> _EXERCISE PROMPT_
Write the records below out again word for word, with the pictures removed.

####################

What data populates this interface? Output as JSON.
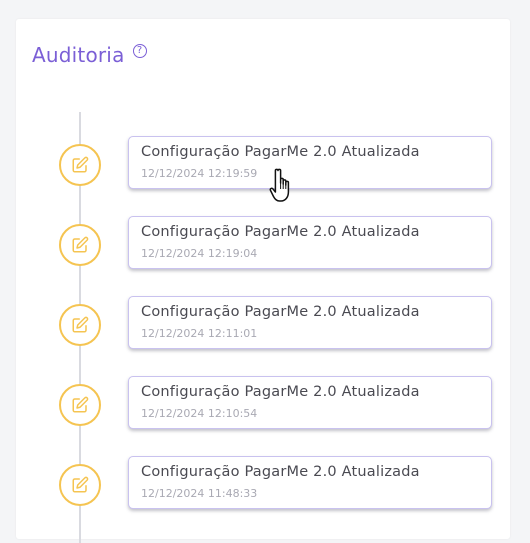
{
  "panel": {
    "title": "Auditoria",
    "help_icon": "question-circle-icon",
    "help_symbol": "?"
  },
  "colors": {
    "title": "#7b5fd6",
    "icon_ring": "#f5c451",
    "card_border": "#c9c2ef",
    "timeline": "#d9dae0"
  },
  "audit_log": [
    {
      "title": "Configuração PagarMe 2.0 Atualizada",
      "timestamp": "12/12/2024 12:19:59",
      "icon": "edit-icon"
    },
    {
      "title": "Configuração PagarMe 2.0 Atualizada",
      "timestamp": "12/12/2024 12:19:04",
      "icon": "edit-icon"
    },
    {
      "title": "Configuração PagarMe 2.0 Atualizada",
      "timestamp": "12/12/2024 12:11:01",
      "icon": "edit-icon"
    },
    {
      "title": "Configuração PagarMe 2.0 Atualizada",
      "timestamp": "12/12/2024 12:10:54",
      "icon": "edit-icon"
    },
    {
      "title": "Configuração PagarMe 2.0 Atualizada",
      "timestamp": "12/12/2024 11:48:33",
      "icon": "edit-icon"
    }
  ],
  "cursor": "hand-pointer-icon"
}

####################

> _WRITTEN RESPONSE_
What data populates this interface? Output as JSON.
{
  "panel": {
    "title": "Auditoria",
    "help_icon": "question-circle-icon",
    "help_symbol": "?"
  },
  "colors": {
    "title": "#7b5fd6",
    "icon_ring": "#f5c451",
    "card_border": "#c9c2ef",
    "timeline": "#d9dae0"
  },
  "audit_log": [
    {
      "title": "Configuração PagarMe 2.0 Atualizada",
      "timestamp": "12/12/2024 12:19:59",
      "icon": "edit-icon"
    },
    {
      "title": "Configuração PagarMe 2.0 Atualizada",
      "timestamp": "12/12/2024 12:19:04",
      "icon": "edit-icon"
    },
    {
      "title": "Configuração PagarMe 2.0 Atualizada",
      "timestamp": "12/12/2024 12:11:01",
      "icon": "edit-icon"
    },
    {
      "title": "Configuração PagarMe 2.0 Atualizada",
      "timestamp": "12/12/2024 12:10:54",
      "icon": "edit-icon"
    },
    {
      "title": "Configuração PagarMe 2.0 Atualizada",
      "timestamp": "12/12/2024 11:48:33",
      "icon": "edit-icon"
    }
  ],
  "cursor": "hand-pointer-icon"
}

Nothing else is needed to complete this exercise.